As most of you know by now, I recently attended the Eras Tour Night 2 in Glendale Arizona. It’s not a secret to my clients that I am a huge Swiftie. Attending concerts can be an exciting and memorable experience, but for individuals with sensory challenges, it can be overwhelming and uncomfortable. After a 3.5-hour set (almost 5 hours if you include the opening acts), I was overstimulated and in need of some sensory deprivation. If you’re someone who experiences sensory overload at concerts, it’s essential to take proactive steps to ensure your comfort and enjoyment of the experience. Here are ten tips for managing sensory challenges at concerts:
- Research the venue ahead of time. Learn about the seating layout, acoustics, and lighting to identify any potential sensory triggers and plan accordingly. Unless you are attending the first concert, it’s okay to peek at the spoilers to know how to best prepare for the show.
- Choose a seat that meets your sensory needs. Consider seats that are further away from the stage or away from any potential effects (lighting, pyrotechnics, etc.).
- Wear comfortable clothing and shoes. Choose clothing that is comfortable and non-restrictive, and shoes that provide adequate support for standing, walking, and dancing.
- Bring sensory aids. Noise-canceling headphones or earplugs can help block out overwhelming sounds, while sunglasses or a hat can help reduce bright light sensitivity. If you are also hypersensitive to smells such as perfumes, perhaps bring a mask or handkerchief to cover your nose and mouth when walking through the crowds. My favorite pair of earplugs are the Loop Experience (not sponsored) because they lower the decibels without distorting the sound.
- Bring a comfort item. A weighted lap pad, stress ball, or fidget toy can provide comfort and sensory stimulation during the concert. I love carrying a small worry stone as it is discrete and cool-to-touch.
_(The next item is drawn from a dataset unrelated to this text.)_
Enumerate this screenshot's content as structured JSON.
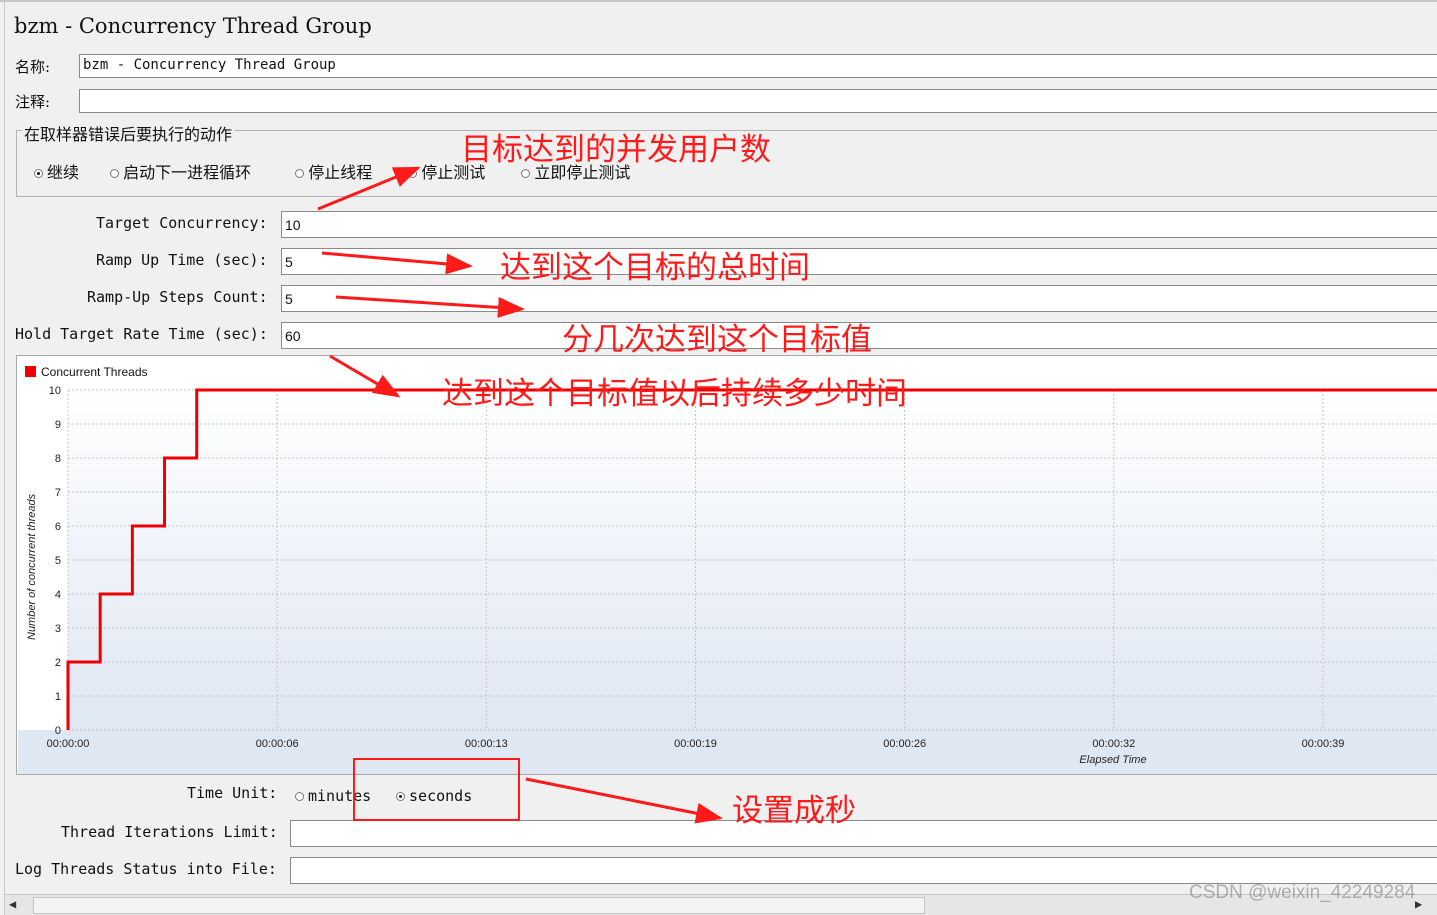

- Keeping yourself hydrated and nourished can help maintain your energy levels and keep you feeling comfortable throughout the concert. And remember to take bathroom breaks.
- It’s okay to take breaks or leave the concert early. Chances are, you will be able to watch clips of the parts you missed online!
- Bring a friend or support person. Consider bringing a friend or family member who understands your sensory needs and can provide support during the concert. Fill them in on your plan.
- Practice relaxation techniques. Deep breathing or grounding can help reduce feelings of anxiety or stress and promote a sense of calm.
- Advocate for yourself. Don’t be afraid to communicate your needs and concerns to venue staff. Many venues offer accommodations for individuals with sensory challenges, such as designated quiet areas or sensory-friendly seating options. At the State Farm Stadium, I found a sensory room next to Guest Services!
Attending a concert with sensory challenges can be challenging, but with some preparation and planning, it can also be an enjoyable experience. By following these ten tips, you can help ensure that you feel comfortable and supported throughout the concert and focus on enjoying your favorite artist.